TRY IT:
Search the data for the string "triangle" and gather each line it is in.

DATASET RECORDS:
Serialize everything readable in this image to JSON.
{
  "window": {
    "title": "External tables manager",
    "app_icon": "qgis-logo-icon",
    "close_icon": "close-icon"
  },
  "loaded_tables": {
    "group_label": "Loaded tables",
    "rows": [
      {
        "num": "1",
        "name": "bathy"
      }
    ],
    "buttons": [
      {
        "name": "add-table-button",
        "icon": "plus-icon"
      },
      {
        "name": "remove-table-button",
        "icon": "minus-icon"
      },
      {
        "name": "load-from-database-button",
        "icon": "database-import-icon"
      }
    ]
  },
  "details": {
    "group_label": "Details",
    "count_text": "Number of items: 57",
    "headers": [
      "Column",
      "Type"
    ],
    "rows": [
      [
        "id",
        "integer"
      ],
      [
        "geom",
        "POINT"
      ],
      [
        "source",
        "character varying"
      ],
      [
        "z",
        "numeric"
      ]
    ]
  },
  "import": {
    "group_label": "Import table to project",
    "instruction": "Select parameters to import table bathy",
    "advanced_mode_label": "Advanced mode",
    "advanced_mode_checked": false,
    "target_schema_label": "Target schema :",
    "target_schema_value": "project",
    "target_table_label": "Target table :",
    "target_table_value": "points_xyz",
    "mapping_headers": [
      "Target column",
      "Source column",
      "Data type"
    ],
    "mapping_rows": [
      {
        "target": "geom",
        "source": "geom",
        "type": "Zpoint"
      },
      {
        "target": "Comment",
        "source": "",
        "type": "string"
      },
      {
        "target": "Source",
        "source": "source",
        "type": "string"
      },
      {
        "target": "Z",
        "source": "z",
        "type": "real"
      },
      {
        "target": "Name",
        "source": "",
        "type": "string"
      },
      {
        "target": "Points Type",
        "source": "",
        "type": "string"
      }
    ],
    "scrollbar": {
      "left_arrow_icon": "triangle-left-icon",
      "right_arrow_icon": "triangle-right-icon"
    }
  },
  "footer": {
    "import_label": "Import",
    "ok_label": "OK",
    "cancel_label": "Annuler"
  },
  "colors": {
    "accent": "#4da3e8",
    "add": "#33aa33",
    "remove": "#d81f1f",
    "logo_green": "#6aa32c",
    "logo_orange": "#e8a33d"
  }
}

ANSWER FOR THE TASK:
      "left_arrow_icon": "triangle-left-icon",
      "right_arrow_icon": "triangle-right-icon"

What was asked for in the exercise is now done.